### [WHAT IS REQUIRED]
Each entry is to be given again word for word; images are dropped.

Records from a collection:
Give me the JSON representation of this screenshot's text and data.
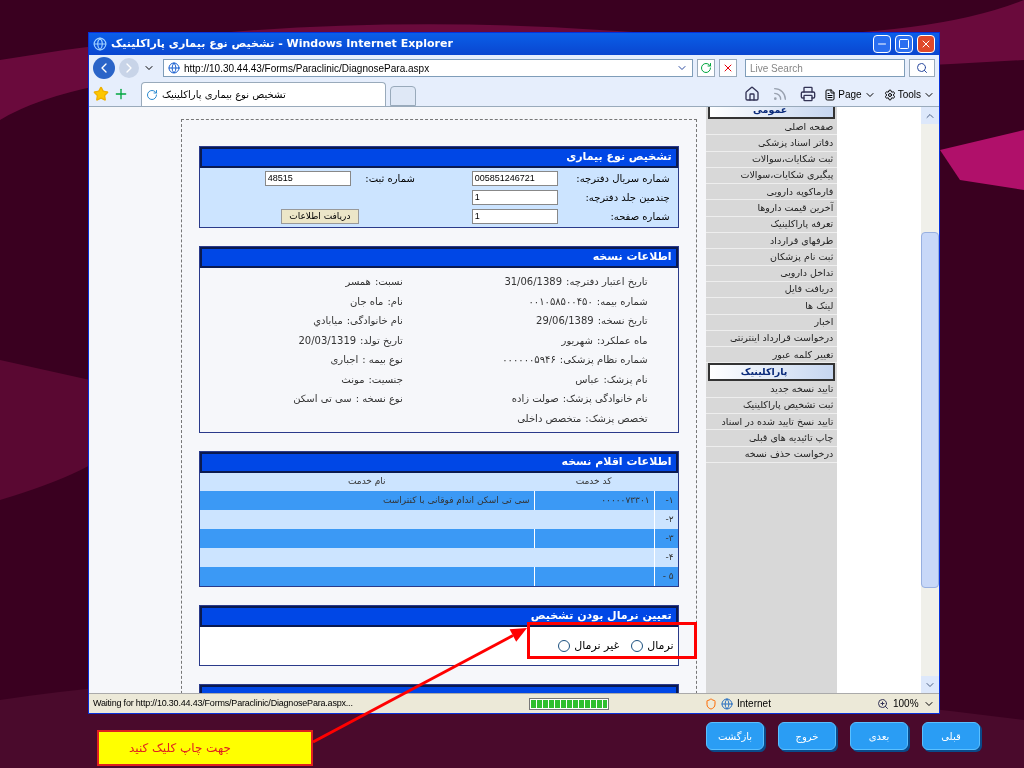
{
  "window": {
    "title": "تشخیص نوع بیماری پاراکلینیک - Windows Internet Explorer"
  },
  "address_bar": {
    "url": "http://10.30.44.43/Forms/Paraclinic/DiagnosePara.aspx"
  },
  "search": {
    "placeholder": "Live Search"
  },
  "tab": {
    "label": "تشخیص نوع بیماری پاراکلینیک"
  },
  "page_menu": {
    "label": "Page"
  },
  "tools_menu": {
    "label": "Tools"
  },
  "sidebar": {
    "sections": [
      {
        "title": "عمومی",
        "items": [
          "صفحه اصلی",
          "دفاتر اسناد پزشکی",
          "ثبت شکایات،سوالات",
          "پیگیری شکایات،سوالات",
          "فارماکوپه دارویی",
          "آخرین قیمت داروها",
          "تعرفه پاراکلینیک",
          "طرفهای قرارداد",
          "ثبت نام پزشکان",
          "تداخل دارویی",
          "دریافت فایل",
          "لینک ها",
          "اخبار",
          "درخواست قرارداد اینترنتی",
          "تغییر کلمه عبور"
        ]
      },
      {
        "title": "پاراکلینیک",
        "items": [
          "تایید نسخه جدید",
          "ثبت تشخیص پاراکلینیک",
          "تایید نسخ تایید شده در اسناد",
          "چاپ تائیدیه های قبلی",
          "درخواست حذف نسخه"
        ]
      }
    ]
  },
  "diagnosis_panel": {
    "title": "تشخیص نوع بیماری",
    "fields": [
      {
        "label": "شماره سریال دفترچه:",
        "value": "005851246721"
      },
      {
        "label": "چندمین جلد دفترچه:",
        "value": "1"
      },
      {
        "label": "شماره صفحه:",
        "value": "1"
      }
    ],
    "registration": {
      "label": "شماره ثبت:",
      "value": "48515"
    },
    "button": "دریافت اطلاعات"
  },
  "prescription_panel": {
    "title": "اطلاعات نسخه",
    "right": [
      {
        "label": "تاریخ اعتبار دفترچه:",
        "value": "31/06/1389"
      },
      {
        "label": "شماره بیمه:",
        "value": "۰۰۱۰۵۸۵۰۰۴۵۰"
      },
      {
        "label": "تاریخ نسخه:",
        "value": "29/06/1389"
      },
      {
        "label": "ماه عملکرد:",
        "value": "شهریور"
      },
      {
        "label": "شماره نظام پزشکی:",
        "value": "۰۰۰۰۰۰۵۹۴۶"
      },
      {
        "label": "نام پزشک:",
        "value": "عباس"
      },
      {
        "label": "نام خانوادگی پزشک:",
        "value": "صولت زاده"
      },
      {
        "label": "تخصص پزشک:",
        "value": "متخصص داخلی"
      }
    ],
    "left": [
      {
        "label": "نسبت:",
        "value": "همسر"
      },
      {
        "label": "نام:",
        "value": "ماه جان"
      },
      {
        "label": "نام خانوادگی:",
        "value": "میابادي"
      },
      {
        "label": "تاریخ تولد:",
        "value": "20/03/1319"
      },
      {
        "label": "نوع بیمه :",
        "value": "اجباری"
      },
      {
        "label": "جنسیت:",
        "value": "مونث"
      },
      {
        "label": "نوع نسخه :",
        "value": "سی تی اسکن"
      }
    ]
  },
  "items_panel": {
    "title": "اطلاعات اقلام نسخه",
    "columns": [
      "کد خدمت",
      "نام خدمت"
    ],
    "rows": [
      {
        "index": "۱-",
        "code": "۰۰۰۰۰۷۳۳۰۱",
        "name": "سی تی اسکن اندام فوقانی با کنتراست"
      },
      {
        "index": "۲-"
      },
      {
        "index": "۳-"
      },
      {
        "index": "۴-"
      },
      {
        "index": "۵ -"
      }
    ]
  },
  "normality_panel": {
    "title": "تعیین نرمال بودن تشخیص",
    "options": [
      {
        "label": "نرمال",
        "selected": false
      },
      {
        "label": "غیر نرمال",
        "selected": false
      }
    ]
  },
  "status_bar": {
    "text": "Waiting for http://10.30.44.43/Forms/Paraclinic/DiagnosePara.aspx...",
    "progress": {
      "level": 1
    },
    "zone": "Internet",
    "zoom": "100%"
  },
  "callout": {
    "text": "جهت چاپ کلیک کنید"
  },
  "nav_buttons": [
    "قبلی",
    "بعدی",
    "خروج",
    "بازگشت"
  ]
}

### [EXERCISE ANSWER]
Give me the JSON representation of this screenshot's text and data.
{
  "window": {
    "title": "تشخیص نوع بیماری پاراکلینیک - Windows Internet Explorer"
  },
  "address_bar": {
    "url": "http://10.30.44.43/Forms/Paraclinic/DiagnosePara.aspx"
  },
  "search": {
    "placeholder": "Live Search"
  },
  "tab": {
    "label": "تشخیص نوع بیماری پاراکلینیک"
  },
  "page_menu": {
    "label": "Page"
  },
  "tools_menu": {
    "label": "Tools"
  },
  "sidebar": {
    "sections": [
      {
        "title": "عمومی",
        "items": [
          "صفحه اصلی",
          "دفاتر اسناد پزشکی",
          "ثبت شکایات،سوالات",
          "پیگیری شکایات،سوالات",
          "فارماکوپه دارویی",
          "آخرین قیمت داروها",
          "تعرفه پاراکلینیک",
          "طرفهای قرارداد",
          "ثبت نام پزشکان",
          "تداخل دارویی",
          "دریافت فایل",
          "لینک ها",
          "اخبار",
          "درخواست قرارداد اینترنتی",
          "تغییر کلمه عبور"
        ]
      },
      {
        "title": "پاراکلینیک",
        "items": [
          "تایید نسخه جدید",
          "ثبت تشخیص پاراکلینیک",
          "تایید نسخ تایید شده در اسناد",
          "چاپ تائیدیه های قبلی",
          "درخواست حذف نسخه"
        ]
      }
    ]
  },
  "diagnosis_panel": {
    "title": "تشخیص نوع بیماری",
    "fields": [
      {
        "label": "شماره سریال دفترچه:",
        "value": "005851246721"
      },
      {
        "label": "چندمین جلد دفترچه:",
        "value": "1"
      },
      {
        "label": "شماره صفحه:",
        "value": "1"
      }
    ],
    "registration": {
      "label": "شماره ثبت:",
      "value": "48515"
    },
    "button": "دریافت اطلاعات"
  },
  "prescription_panel": {
    "title": "اطلاعات نسخه",
    "right": [
      {
        "label": "تاریخ اعتبار دفترچه:",
        "value": "31/06/1389"
      },
      {
        "label": "شماره بیمه:",
        "value": "۰۰۱۰۵۸۵۰۰۴۵۰"
      },
      {
        "label": "تاریخ نسخه:",
        "value": "29/06/1389"
      },
      {
        "label": "ماه عملکرد:",
        "value": "شهریور"
      },
      {
        "label": "شماره نظام پزشکی:",
        "value": "۰۰۰۰۰۰۵۹۴۶"
      },
      {
        "label": "نام پزشک:",
        "value": "عباس"
      },
      {
        "label": "نام خانوادگی پزشک:",
        "value": "صولت زاده"
      },
      {
        "label": "تخصص پزشک:",
        "value": "متخصص داخلی"
      }
    ],
    "left": [
      {
        "label": "نسبت:",
        "value": "همسر"
      },
      {
        "label": "نام:",
        "value": "ماه جان"
      },
      {
        "label": "نام خانوادگی:",
        "value": "میابادي"
      },
      {
        "label": "تاریخ تولد:",
        "value": "20/03/1319"
      },
      {
        "label": "نوع بیمه :",
        "value": "اجباری"
      },
      {
        "label": "جنسیت:",
        "value": "مونث"
      },
      {
        "label": "نوع نسخه :",
        "value": "سی تی اسکن"
      }
    ]
  },
  "items_panel": {
    "title": "اطلاعات اقلام نسخه",
    "columns": [
      "کد خدمت",
      "نام خدمت"
    ],
    "rows": [
      {
        "index": "۱-",
        "code": "۰۰۰۰۰۷۳۳۰۱",
        "name": "سی تی اسکن اندام فوقانی با کنتراست"
      },
      {
        "index": "۲-"
      },
      {
        "index": "۳-"
      },
      {
        "index": "۴-"
      },
      {
        "index": "۵ -"
      }
    ]
  },
  "normality_panel": {
    "title": "تعیین نرمال بودن تشخیص",
    "options": [
      {
        "label": "نرمال",
        "selected": false
      },
      {
        "label": "غیر نرمال",
        "selected": false
      }
    ]
  },
  "status_bar": {
    "text": "Waiting for http://10.30.44.43/Forms/Paraclinic/DiagnosePara.aspx...",
    "progress": {
      "level": 1
    },
    "zone": "Internet",
    "zoom": "100%"
  },
  "callout": {
    "text": "جهت چاپ کلیک کنید"
  },
  "nav_buttons": [
    "قبلی",
    "بعدی",
    "خروج",
    "بازگشت"
  ]
}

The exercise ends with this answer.